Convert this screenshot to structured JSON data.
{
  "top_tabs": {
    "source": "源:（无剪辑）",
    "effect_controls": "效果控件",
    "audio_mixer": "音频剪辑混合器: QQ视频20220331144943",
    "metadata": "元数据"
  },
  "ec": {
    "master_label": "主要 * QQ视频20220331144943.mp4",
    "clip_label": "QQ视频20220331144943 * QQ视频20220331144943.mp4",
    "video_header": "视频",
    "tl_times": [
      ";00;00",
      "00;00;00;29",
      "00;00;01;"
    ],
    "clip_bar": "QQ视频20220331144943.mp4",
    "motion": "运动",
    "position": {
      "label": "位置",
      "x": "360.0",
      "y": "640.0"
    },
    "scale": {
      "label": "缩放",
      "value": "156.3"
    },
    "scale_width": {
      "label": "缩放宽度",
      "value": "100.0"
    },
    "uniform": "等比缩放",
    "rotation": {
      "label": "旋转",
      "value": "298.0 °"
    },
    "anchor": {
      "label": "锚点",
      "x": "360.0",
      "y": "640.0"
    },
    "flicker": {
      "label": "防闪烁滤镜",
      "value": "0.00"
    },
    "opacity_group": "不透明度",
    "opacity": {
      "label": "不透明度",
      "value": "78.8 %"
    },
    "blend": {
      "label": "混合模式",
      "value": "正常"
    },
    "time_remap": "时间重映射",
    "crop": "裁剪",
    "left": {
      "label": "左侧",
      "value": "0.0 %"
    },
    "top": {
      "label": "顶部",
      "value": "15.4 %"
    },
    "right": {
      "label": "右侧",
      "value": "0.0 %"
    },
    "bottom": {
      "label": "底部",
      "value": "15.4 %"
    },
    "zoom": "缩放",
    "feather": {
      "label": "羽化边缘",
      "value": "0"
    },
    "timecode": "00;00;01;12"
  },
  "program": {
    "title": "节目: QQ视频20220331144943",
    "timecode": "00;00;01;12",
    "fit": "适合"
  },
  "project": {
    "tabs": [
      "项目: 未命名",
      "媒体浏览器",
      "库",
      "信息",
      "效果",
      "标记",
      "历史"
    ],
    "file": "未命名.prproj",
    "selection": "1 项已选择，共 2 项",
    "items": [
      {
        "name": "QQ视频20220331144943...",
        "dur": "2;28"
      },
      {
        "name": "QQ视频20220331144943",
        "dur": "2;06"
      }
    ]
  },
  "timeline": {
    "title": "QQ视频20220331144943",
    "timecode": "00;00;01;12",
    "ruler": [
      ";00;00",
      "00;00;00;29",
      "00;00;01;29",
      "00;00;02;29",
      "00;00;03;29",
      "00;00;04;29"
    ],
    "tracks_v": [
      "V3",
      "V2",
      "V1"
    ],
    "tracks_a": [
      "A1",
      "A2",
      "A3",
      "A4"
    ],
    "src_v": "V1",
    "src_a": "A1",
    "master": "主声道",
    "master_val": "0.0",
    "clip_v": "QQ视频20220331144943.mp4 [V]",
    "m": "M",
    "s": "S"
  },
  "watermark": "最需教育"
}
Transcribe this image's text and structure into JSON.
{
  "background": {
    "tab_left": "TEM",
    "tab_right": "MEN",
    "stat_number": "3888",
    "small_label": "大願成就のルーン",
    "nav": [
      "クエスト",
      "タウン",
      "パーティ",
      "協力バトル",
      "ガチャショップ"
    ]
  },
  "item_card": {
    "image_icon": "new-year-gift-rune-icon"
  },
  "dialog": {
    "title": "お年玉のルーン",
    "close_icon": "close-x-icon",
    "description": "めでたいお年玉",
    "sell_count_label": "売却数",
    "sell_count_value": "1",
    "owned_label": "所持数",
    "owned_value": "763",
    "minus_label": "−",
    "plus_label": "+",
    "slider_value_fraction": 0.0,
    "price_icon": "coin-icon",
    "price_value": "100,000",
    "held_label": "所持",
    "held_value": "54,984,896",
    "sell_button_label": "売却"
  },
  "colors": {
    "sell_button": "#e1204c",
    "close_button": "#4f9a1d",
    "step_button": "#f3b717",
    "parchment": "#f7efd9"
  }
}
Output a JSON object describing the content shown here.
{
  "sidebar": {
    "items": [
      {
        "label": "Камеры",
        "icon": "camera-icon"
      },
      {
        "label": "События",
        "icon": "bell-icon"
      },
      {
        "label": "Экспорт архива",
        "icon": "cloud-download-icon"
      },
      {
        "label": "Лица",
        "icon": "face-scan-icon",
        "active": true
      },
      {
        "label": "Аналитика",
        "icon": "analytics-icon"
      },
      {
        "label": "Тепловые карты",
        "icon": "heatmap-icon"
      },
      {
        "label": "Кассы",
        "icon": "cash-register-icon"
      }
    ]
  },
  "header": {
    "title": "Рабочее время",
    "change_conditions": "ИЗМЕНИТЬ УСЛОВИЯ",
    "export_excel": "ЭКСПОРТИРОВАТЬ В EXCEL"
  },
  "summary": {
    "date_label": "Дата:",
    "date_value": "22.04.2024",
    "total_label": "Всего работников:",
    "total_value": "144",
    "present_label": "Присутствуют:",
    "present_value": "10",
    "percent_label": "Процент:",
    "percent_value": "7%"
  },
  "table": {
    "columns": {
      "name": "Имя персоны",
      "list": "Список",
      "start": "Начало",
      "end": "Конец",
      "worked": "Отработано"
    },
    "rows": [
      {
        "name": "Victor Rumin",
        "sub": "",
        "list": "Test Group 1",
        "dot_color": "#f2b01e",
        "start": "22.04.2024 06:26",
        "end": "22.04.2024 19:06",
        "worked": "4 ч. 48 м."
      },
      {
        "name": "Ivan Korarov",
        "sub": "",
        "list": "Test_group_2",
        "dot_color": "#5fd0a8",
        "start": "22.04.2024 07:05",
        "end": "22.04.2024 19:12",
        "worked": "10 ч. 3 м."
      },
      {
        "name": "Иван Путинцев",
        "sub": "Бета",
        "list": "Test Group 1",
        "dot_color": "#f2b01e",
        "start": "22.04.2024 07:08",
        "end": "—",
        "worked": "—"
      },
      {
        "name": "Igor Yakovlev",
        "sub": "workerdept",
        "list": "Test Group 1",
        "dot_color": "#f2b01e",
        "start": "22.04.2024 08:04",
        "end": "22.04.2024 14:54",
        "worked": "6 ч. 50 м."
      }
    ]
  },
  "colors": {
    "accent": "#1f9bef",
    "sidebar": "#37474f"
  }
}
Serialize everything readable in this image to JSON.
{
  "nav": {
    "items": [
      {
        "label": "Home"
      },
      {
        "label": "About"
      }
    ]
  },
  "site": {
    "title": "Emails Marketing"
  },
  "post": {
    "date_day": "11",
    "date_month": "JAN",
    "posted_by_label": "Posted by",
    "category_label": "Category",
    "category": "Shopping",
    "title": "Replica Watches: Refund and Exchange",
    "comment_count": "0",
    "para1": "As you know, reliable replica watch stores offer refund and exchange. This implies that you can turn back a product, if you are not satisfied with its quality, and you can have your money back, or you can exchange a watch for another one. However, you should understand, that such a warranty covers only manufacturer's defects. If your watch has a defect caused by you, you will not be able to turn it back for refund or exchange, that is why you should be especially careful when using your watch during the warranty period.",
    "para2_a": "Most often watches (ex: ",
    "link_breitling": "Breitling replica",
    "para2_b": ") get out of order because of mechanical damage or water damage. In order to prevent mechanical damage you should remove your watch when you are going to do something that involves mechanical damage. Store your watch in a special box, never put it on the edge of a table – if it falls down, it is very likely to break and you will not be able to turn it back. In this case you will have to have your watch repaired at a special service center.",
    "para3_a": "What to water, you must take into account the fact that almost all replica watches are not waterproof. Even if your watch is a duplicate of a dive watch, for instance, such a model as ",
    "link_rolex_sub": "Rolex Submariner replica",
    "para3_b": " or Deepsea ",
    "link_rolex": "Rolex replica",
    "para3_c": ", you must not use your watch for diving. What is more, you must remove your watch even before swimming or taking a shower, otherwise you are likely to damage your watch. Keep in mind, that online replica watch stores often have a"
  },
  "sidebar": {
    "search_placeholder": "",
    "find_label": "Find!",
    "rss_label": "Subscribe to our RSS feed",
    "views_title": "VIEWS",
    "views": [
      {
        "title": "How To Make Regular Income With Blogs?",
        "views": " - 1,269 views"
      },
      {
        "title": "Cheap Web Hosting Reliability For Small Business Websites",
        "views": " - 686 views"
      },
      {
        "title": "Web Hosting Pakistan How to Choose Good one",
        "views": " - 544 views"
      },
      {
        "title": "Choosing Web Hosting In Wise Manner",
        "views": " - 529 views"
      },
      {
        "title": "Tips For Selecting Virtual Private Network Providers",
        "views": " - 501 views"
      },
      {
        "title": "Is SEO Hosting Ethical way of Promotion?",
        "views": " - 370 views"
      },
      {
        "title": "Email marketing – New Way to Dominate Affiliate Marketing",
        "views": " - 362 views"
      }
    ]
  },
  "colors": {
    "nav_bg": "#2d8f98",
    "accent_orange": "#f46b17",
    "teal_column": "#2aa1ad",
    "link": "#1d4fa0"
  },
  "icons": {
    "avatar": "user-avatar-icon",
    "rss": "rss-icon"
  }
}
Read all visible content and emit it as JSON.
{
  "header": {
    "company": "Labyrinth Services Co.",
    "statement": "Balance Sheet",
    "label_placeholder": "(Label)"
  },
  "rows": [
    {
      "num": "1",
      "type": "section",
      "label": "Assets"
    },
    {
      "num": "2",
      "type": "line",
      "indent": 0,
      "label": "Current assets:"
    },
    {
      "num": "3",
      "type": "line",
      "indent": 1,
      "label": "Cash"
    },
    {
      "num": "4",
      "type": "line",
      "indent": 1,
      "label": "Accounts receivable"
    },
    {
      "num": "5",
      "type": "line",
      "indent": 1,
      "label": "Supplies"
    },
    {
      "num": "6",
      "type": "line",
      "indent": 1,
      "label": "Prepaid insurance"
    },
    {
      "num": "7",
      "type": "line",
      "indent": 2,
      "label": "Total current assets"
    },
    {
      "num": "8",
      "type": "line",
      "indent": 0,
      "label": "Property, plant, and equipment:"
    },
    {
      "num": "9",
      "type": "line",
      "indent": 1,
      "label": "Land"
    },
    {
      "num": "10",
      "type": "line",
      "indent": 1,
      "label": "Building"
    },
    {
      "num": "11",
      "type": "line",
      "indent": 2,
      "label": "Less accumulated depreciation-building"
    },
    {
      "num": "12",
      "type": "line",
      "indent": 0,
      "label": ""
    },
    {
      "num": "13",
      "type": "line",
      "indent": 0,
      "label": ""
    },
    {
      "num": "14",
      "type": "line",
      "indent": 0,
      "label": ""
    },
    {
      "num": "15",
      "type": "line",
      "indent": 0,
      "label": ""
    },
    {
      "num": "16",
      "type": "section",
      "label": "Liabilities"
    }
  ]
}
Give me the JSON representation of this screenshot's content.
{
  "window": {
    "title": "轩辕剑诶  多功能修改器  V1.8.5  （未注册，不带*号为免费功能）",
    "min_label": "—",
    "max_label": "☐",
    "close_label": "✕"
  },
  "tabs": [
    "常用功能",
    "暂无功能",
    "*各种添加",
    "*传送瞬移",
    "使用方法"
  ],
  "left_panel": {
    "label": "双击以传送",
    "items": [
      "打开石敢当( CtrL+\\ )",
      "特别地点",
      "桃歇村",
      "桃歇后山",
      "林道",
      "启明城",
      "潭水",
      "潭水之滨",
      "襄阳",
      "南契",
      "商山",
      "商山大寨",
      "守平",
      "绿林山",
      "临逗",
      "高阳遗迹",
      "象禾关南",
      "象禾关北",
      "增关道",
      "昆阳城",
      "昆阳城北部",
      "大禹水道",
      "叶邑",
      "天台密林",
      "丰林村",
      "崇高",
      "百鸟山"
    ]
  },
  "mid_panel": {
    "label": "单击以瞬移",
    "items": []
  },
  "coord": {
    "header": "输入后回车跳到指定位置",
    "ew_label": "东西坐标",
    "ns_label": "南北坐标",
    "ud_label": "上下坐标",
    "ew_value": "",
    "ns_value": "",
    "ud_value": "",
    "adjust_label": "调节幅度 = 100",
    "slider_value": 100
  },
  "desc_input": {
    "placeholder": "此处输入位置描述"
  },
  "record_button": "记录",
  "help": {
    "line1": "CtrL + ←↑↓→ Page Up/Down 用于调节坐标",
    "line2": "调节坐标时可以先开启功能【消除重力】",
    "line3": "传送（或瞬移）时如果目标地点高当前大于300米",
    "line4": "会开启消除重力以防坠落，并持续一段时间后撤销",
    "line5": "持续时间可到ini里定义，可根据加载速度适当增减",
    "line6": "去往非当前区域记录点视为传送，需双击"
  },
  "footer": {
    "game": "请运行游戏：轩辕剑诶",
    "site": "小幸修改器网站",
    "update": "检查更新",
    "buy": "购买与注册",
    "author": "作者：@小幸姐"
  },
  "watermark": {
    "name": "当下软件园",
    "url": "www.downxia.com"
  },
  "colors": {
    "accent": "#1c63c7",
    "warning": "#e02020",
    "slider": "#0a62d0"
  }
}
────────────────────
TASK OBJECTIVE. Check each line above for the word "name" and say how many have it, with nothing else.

WRITTEN RESPONSE. 8